First, wash the entire circumference of your ductwork with soapy water, rinse thoroughly, and allow to dry completely. The duct hole can then be sealed with Underwriters Laboratory (UL) 181 foil-backed tape. This tape is suitable for use in high-temperature environments. Any tape that has not been approved for use on ductwork is a fire and smoke hazard. Take a 6-inch strip of tape, place it just above one side of the hole, and wrap it around the duct. When you get back to your starting point, slightly overlap the tape and go around the duct again. Continue until the entire hole has been covered.
Repair the Larger Holes

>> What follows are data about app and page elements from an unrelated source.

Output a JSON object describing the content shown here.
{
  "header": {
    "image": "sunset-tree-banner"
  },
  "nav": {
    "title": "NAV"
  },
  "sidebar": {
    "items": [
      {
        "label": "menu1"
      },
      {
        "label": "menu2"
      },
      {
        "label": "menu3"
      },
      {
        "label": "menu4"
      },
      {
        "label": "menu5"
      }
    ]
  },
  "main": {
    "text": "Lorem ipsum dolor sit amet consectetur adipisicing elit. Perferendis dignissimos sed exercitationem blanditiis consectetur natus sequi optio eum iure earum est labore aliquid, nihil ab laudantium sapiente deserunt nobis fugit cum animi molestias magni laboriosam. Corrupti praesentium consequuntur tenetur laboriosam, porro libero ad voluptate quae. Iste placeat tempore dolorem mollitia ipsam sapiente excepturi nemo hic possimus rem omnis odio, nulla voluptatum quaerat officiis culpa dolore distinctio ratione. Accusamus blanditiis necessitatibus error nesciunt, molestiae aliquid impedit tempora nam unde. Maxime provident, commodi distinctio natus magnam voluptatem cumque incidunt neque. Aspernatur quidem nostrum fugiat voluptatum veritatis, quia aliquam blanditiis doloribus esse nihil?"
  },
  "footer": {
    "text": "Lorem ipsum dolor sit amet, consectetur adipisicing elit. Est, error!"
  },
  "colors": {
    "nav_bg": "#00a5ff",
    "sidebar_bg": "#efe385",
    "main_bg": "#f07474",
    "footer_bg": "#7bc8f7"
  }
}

After cleaning the duct, measure the hole’s height and width, then add one inch to both. Mark these measurements with a marker on a section of 26-gauge sheet metal and cut out the section with sheet metal shears. Cover the hole with the sheet metal patch. Use a power screwdriver to drive a #10 self-tapping sheet metal screw into each corner of the patch if you’re patching a sheet metal duct. Secure the patch to a fiberboard duct with a strip of foil tape on each side. Finally, apply a bead of silicone caulk around the patch’s edges to prevent air leaks.
To improve the efficiency of your HVAC ductwork, make sure the joints are secure and sealed with mastic or foil-backed tape, and that unconditioned ducts are insulated.
There could be a number of reasons why you have holes in your ductwork. Holes can form as a result of improperly sealed duct connections, loosely connected ducts, and pests infiltrating your ductwork. Holes in your ductwork can make your home’s HVAC system work harder, eventually causing it to fail. Holes can also increase your monthly energy bills and fill your home with dust and debris.
How Do You Know If Your Ductwork Has Holes?
There will be several indications that you have ductwork holes, which include:
- Bills for energy. You’ll notice an increase in your energy bills. If there hasn’t been a significant change in temperature and you’re certain you haven’t changed anything, chances are you have holes in your ductwork.
- Rooms can be warm or cold. If your HVAC system is turned on but some rooms in your house are warmer or cooler than others, this could be a sign that you have holes in your ductwork.
- If you notice that your house remains dusty despite frequent dusting, this is a sign that you have holes in your ductwork. Dirt and debris from your home’s foundation can be sucked into the ductwork, causing you to see and breathe in dust.
- Filter for the furnace. You may notice that you need to change your furnace filter more frequently. This is due to dust being drawn up through the system through the holes.
- If you see peeling, duct tape, sealant, or metal on your duct, this indicates that you have a hole in your duct. If you notice any kinked, crushed, or tangled ductwork, you should have it repaired as soon as possible.
If you notice any of the above issues, it is likely that your HVAC system is not operating at peak efficiency. These holes are causing wear and tear on your heating and cooling system, as well as costing you a fortune in electric bills.
Locating the Holes
The first thing you’ll need to do is locate the holes in your ductwork. The first place to start is by inspecting any exposed ductwork. In some cases, you’ll need to remove the removable tile ceiling or crawl beneath your house to inspect the ductwork. Examine your ductwork for any holes or other indications of a problem.
The holes can be very small at times, and you may not be able to see them. If this is the case, you should conduct a smoke test. Set your unit to the fan setting and light a candle. Place the smoke on top of the exposed ducts. Begin at the point where your ducts are connected. If the smoke is being blown away or drawn into the ductwork, you have holes in the ductwork.
Taking Care of Your Ductwork
If you discover that your ducts have holes in them, you should begin the repair process.
Repairing the holes Duct mastic sealing or metal duct tape should be used to repair any holes in your ductwork. These will help to prevent leaks in the long run, eliminating the need to redo or reapply in the future. If the hole is large, you should have that section of ductwork replaced. A significant loss of airflow can severely damage your HVAC system and cause your energy bill to skyrocket.
Examine the vents and registers. After you’ve repaired the holes in your ductwork, inspect your registers and vents to ensure they’re properly connected. These connections can become loose in some cases, and if they do, you will lose air as well. Tighten up these connections to ensure proper airflow.
Insulate the ductwork. You should insulate your ductwork to help prevent holes caused by pests. By insulating your ductwork, you can keep air from escaping. You will notice that your system is more efficient, which will save you a significant amount of money.
When Should You Hire an HVAC duct repair company near Houston?
If you follow all of the steps above and still have problems with your HVAC system not being efficient, you should have a professional HVAC company inspect your system. There could be holes in the ductwork that you overlooked, or the holes could be in a section of the ductwork that is not visible. A professional technician will have all of the tools necessary to determine where you are losing air and will be able to fix it right away. If you have a serious problem, they may recommend that you have your ductwork replaced, which they can do for you.